## Activity
Word for word, copy all the data and drop the pictures.

## Source material
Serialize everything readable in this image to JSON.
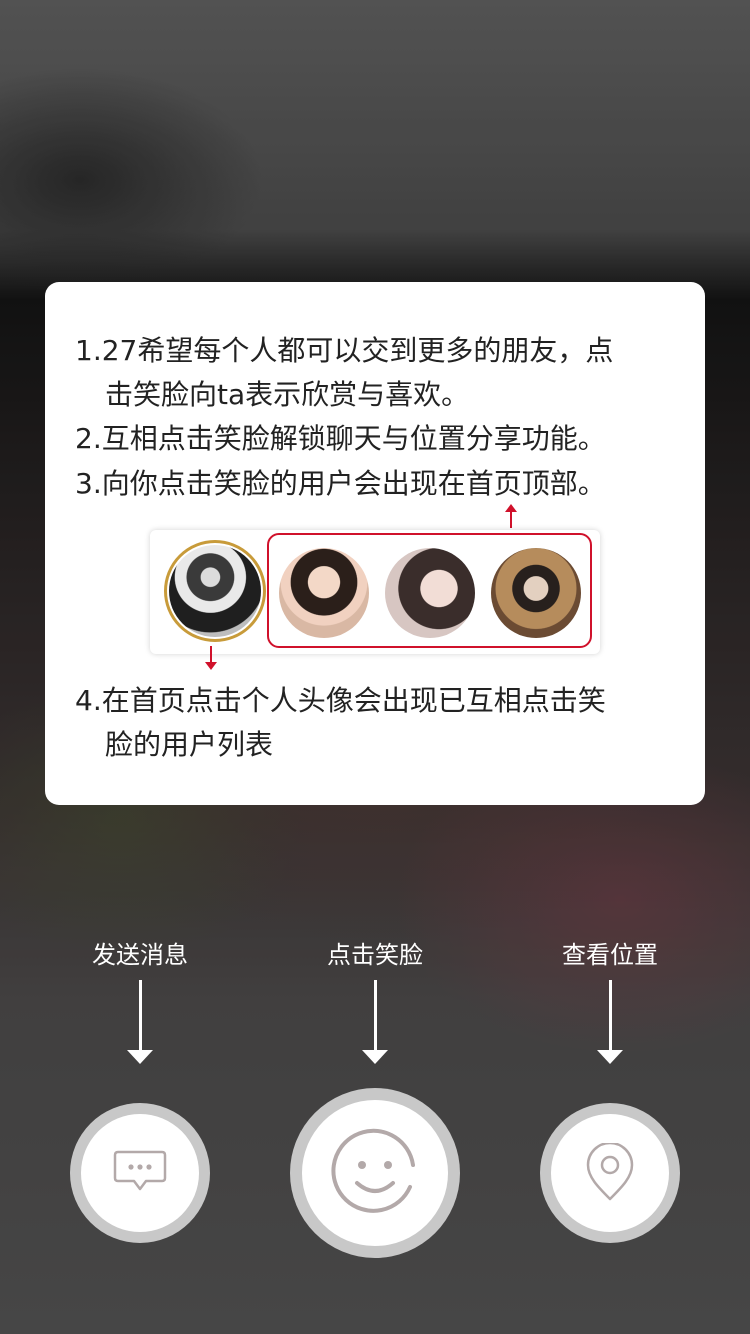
{
  "guide": {
    "line1": "1.27希望每个人都可以交到更多的朋友，点",
    "line1_cont": "击笑脸向ta表示欣赏与喜欢。",
    "line2": "2.互相点击笑脸解锁聊天与位置分享功能。",
    "line3": "3.向你点击笑脸的用户会出现在首页顶部。",
    "line4": "4.在首页点击个人头像会出现已互相点击笑",
    "line4_cont": "脸的用户列表"
  },
  "actions": {
    "message": {
      "label": "发送消息",
      "icon": "chat-bubble-icon"
    },
    "smile": {
      "label": "点击笑脸",
      "icon": "smiley-face-icon"
    },
    "location": {
      "label": "查看位置",
      "icon": "location-pin-icon"
    }
  },
  "colors": {
    "accent_red": "#d0112b",
    "avatar_ring_gold": "#c89b3a",
    "button_ring": "#c8c8c8",
    "icon_gray": "#b3a9a9"
  }
}
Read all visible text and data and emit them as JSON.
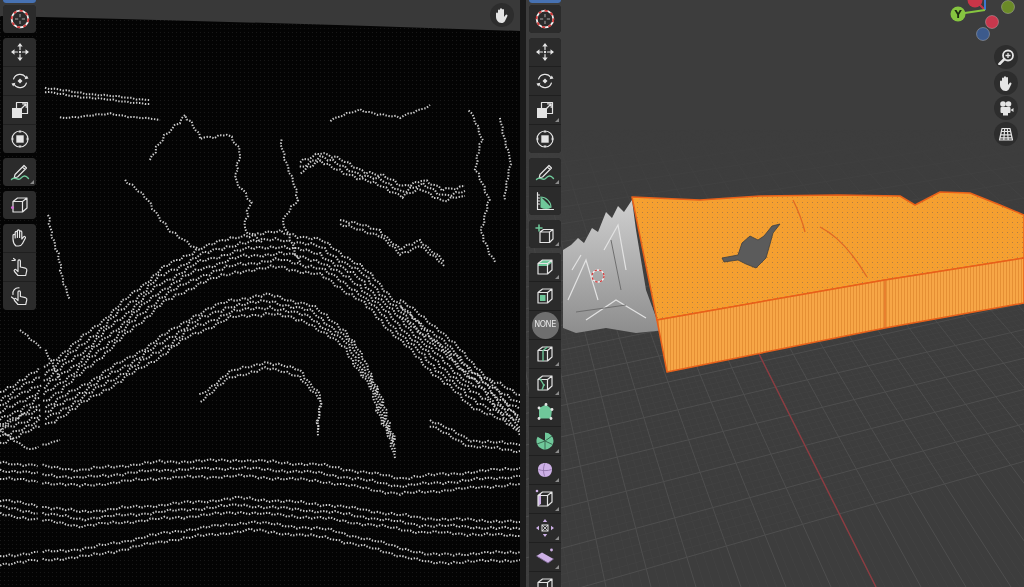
{
  "left_viewport": {
    "navigation": [
      {
        "kind": "pan"
      }
    ],
    "toolbar": [
      {
        "tools": [
          {
            "kind": "select",
            "selected": true,
            "more": false
          }
        ]
      },
      {
        "tools": [
          {
            "kind": "cursor",
            "selected": false,
            "more": false
          }
        ]
      },
      {
        "tools": [
          {
            "kind": "move",
            "selected": false,
            "more": false
          },
          {
            "kind": "rotate",
            "selected": false,
            "more": false
          },
          {
            "kind": "scale",
            "selected": false,
            "more": false
          },
          {
            "kind": "transform",
            "selected": false,
            "more": false
          }
        ]
      },
      {
        "tools": [
          {
            "kind": "annotate",
            "selected": false,
            "more": true
          }
        ]
      },
      {
        "tools": [
          {
            "kind": "cube",
            "selected": false,
            "more": false
          }
        ]
      },
      {
        "tools": [
          {
            "kind": "grab",
            "selected": false,
            "more": false
          },
          {
            "kind": "tweak",
            "selected": false,
            "more": false
          },
          {
            "kind": "tweak_alt",
            "selected": false,
            "more": false
          }
        ]
      }
    ]
  },
  "right_viewport": {
    "gizmo": {
      "axes": [
        {
          "kind": "clipped",
          "color": "#c93548"
        },
        {
          "kind": "line",
          "color": "#3b78d0"
        },
        {
          "kind": "labeled",
          "label": "Y",
          "color": "#86c540"
        },
        {
          "kind": "negative",
          "color": "#c8384d"
        },
        {
          "kind": "negative",
          "color": "#3c5a8c"
        },
        {
          "kind": "negative",
          "color": "#6b8a28"
        }
      ]
    },
    "navigation": [
      {
        "kind": "zoom"
      },
      {
        "kind": "pan"
      },
      {
        "kind": "camera"
      },
      {
        "kind": "grid"
      }
    ],
    "toolbar": [
      {
        "tools": [
          {
            "kind": "select",
            "selected": true,
            "more": false
          }
        ]
      },
      {
        "tools": [
          {
            "kind": "cursor",
            "selected": false,
            "more": false
          }
        ]
      },
      {
        "tools": [
          {
            "kind": "move",
            "selected": false,
            "more": false
          },
          {
            "kind": "rotate",
            "selected": false,
            "more": false
          },
          {
            "kind": "scale",
            "selected": false,
            "more": true
          },
          {
            "kind": "transform",
            "selected": false,
            "more": false
          }
        ]
      },
      {
        "tools": [
          {
            "kind": "annotate",
            "selected": false,
            "more": true
          },
          {
            "kind": "measure",
            "selected": false,
            "more": false
          }
        ]
      },
      {
        "tools": [
          {
            "kind": "add_cube",
            "selected": false,
            "more": true
          }
        ]
      },
      {
        "tools": [
          {
            "kind": "extrude",
            "selected": false,
            "more": true
          },
          {
            "kind": "inset",
            "selected": false,
            "more": false
          },
          {
            "kind": "none",
            "label": "NONE",
            "selected": false,
            "more": false
          },
          {
            "kind": "loop_cut",
            "selected": false,
            "more": true
          },
          {
            "kind": "knife",
            "selected": false,
            "more": true
          },
          {
            "kind": "poly_build",
            "selected": false,
            "more": false
          },
          {
            "kind": "spin",
            "selected": false,
            "more": true
          },
          {
            "kind": "smooth",
            "selected": false,
            "more": true
          },
          {
            "kind": "shrink",
            "selected": false,
            "more": true
          },
          {
            "kind": "push",
            "selected": false,
            "more": true
          },
          {
            "kind": "shear",
            "selected": false,
            "more": true
          },
          {
            "kind": "box",
            "selected": false,
            "more": false
          }
        ]
      }
    ]
  }
}
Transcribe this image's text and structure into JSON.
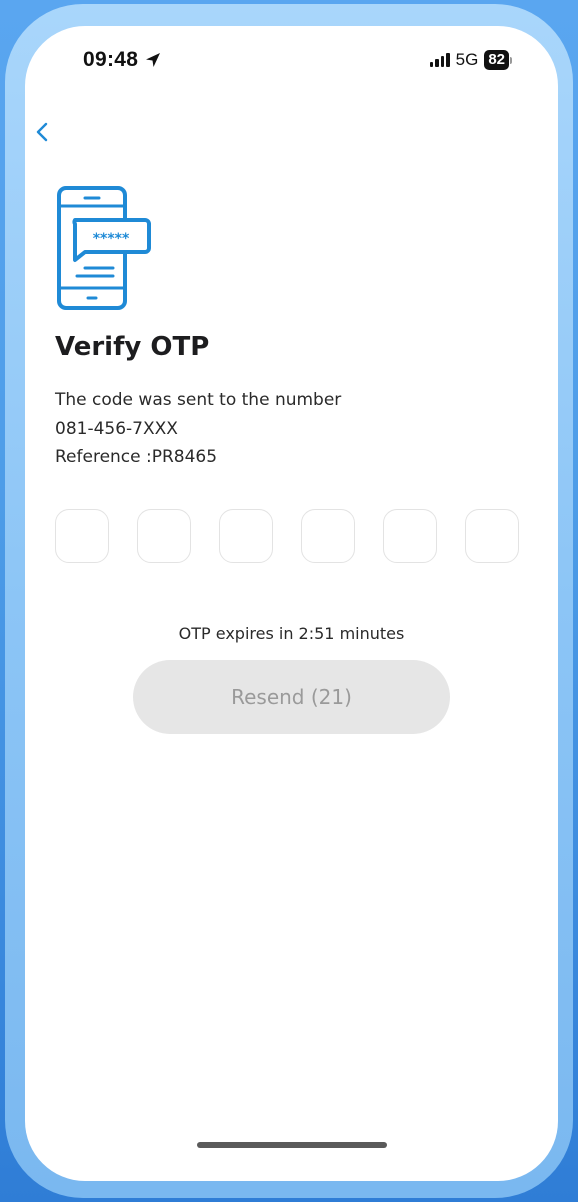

## Solution to the problem
Serialize everything readable in this image to JSON.
{
  "guide": {
    "line1": "1.27希望每个人都可以交到更多的朋友，点",
    "line1_cont": "击笑脸向ta表示欣赏与喜欢。",
    "line2": "2.互相点击笑脸解锁聊天与位置分享功能。",
    "line3": "3.向你点击笑脸的用户会出现在首页顶部。",
    "line4": "4.在首页点击个人头像会出现已互相点击笑",
    "line4_cont": "脸的用户列表"
  },
  "actions": {
    "message": {
      "label": "发送消息",
      "icon": "chat-bubble-icon"
    },
    "smile": {
      "label": "点击笑脸",
      "icon": "smiley-face-icon"
    },
    "location": {
      "label": "查看位置",
      "icon": "location-pin-icon"
    }
  },
  "colors": {
    "accent_red": "#d0112b",
    "avatar_ring_gold": "#c89b3a",
    "button_ring": "#c8c8c8",
    "icon_gray": "#b3a9a9"
  }
}
Read all visible text and data and emit them as JSON.
{
  "left_viewport": {
    "navigation": [
      {
        "kind": "pan"
      }
    ],
    "toolbar": [
      {
        "tools": [
          {
            "kind": "select",
            "selected": true,
            "more": false
          }
        ]
      },
      {
        "tools": [
          {
            "kind": "cursor",
            "selected": false,
            "more": false
          }
        ]
      },
      {
        "tools": [
          {
            "kind": "move",
            "selected": false,
            "more": false
          },
          {
            "kind": "rotate",
            "selected": false,
            "more": false
          },
          {
            "kind": "scale",
            "selected": false,
            "more": false
          },
          {
            "kind": "transform",
            "selected": false,
            "more": false
          }
        ]
      },
      {
        "tools": [
          {
            "kind": "annotate",
            "selected": false,
            "more": true
          }
        ]
      },
      {
        "tools": [
          {
            "kind": "cube",
            "selected": false,
            "more": false
          }
        ]
      },
      {
        "tools": [
          {
            "kind": "grab",
            "selected": false,
            "more": false
          },
          {
            "kind": "tweak",
            "selected": false,
            "more": false
          },
          {
            "kind": "tweak_alt",
            "selected": false,
            "more": false
          }
        ]
      }
    ]
  },
  "right_viewport": {
    "gizmo": {
      "axes": [
        {
          "kind": "clipped",
          "color": "#c93548"
        },
        {
          "kind": "line",
          "color": "#3b78d0"
        },
        {
          "kind": "labeled",
          "label": "Y",
          "color": "#86c540"
        },
        {
          "kind": "negative",
          "color": "#c8384d"
        },
        {
          "kind": "negative",
          "color": "#3c5a8c"
        },
        {
          "kind": "negative",
          "color": "#6b8a28"
        }
      ]
    },
    "navigation": [
      {
        "kind": "zoom"
      },
      {
        "kind": "pan"
      },
      {
        "kind": "camera"
      },
      {
        "kind": "grid"
      }
    ],
    "toolbar": [
      {
        "tools": [
          {
            "kind": "select",
            "selected": true,
            "more": false
          }
        ]
      },
      {
        "tools": [
          {
            "kind": "cursor",
            "selected": false,
            "more": false
          }
        ]
      },
      {
        "tools": [
          {
            "kind": "move",
            "selected": false,
            "more": false
          },
          {
            "kind": "rotate",
            "selected": false,
            "more": false
          },
          {
            "kind": "scale",
            "selected": false,
            "more": true
          },
          {
            "kind": "transform",
            "selected": false,
            "more": false
          }
        ]
      },
      {
        "tools": [
          {
            "kind": "annotate",
            "selected": false,
            "more": true
          },
          {
            "kind": "measure",
            "selected": false,
            "more": false
          }
        ]
      },
      {
        "tools": [
          {
            "kind": "add_cube",
            "selected": false,
            "more": true
          }
        ]
      },
      {
        "tools": [
          {
            "kind": "extrude",
            "selected": false,
            "more": true
          },
          {
            "kind": "inset",
            "selected": false,
            "more": false
          },
          {
            "kind": "none",
            "label": "NONE",
            "selected": false,
            "more": false
          },
          {
            "kind": "loop_cut",
            "selected": false,
            "more": true
          },
          {
            "kind": "knife",
            "selected": false,
            "more": true
          },
          {
            "kind": "poly_build",
            "selected": false,
            "more": false
          },
          {
            "kind": "spin",
            "selected": false,
            "more": true
          },
          {
            "kind": "smooth",
            "selected": false,
            "more": true
          },
          {
            "kind": "shrink",
            "selected": false,
            "more": true
          },
          {
            "kind": "push",
            "selected": false,
            "more": true
          },
          {
            "kind": "shear",
            "selected": false,
            "more": true
          },
          {
            "kind": "box",
            "selected": false,
            "more": false
          }
        ]
      }
    ]
  }
}
Transcribe this image's text and structure into JSON.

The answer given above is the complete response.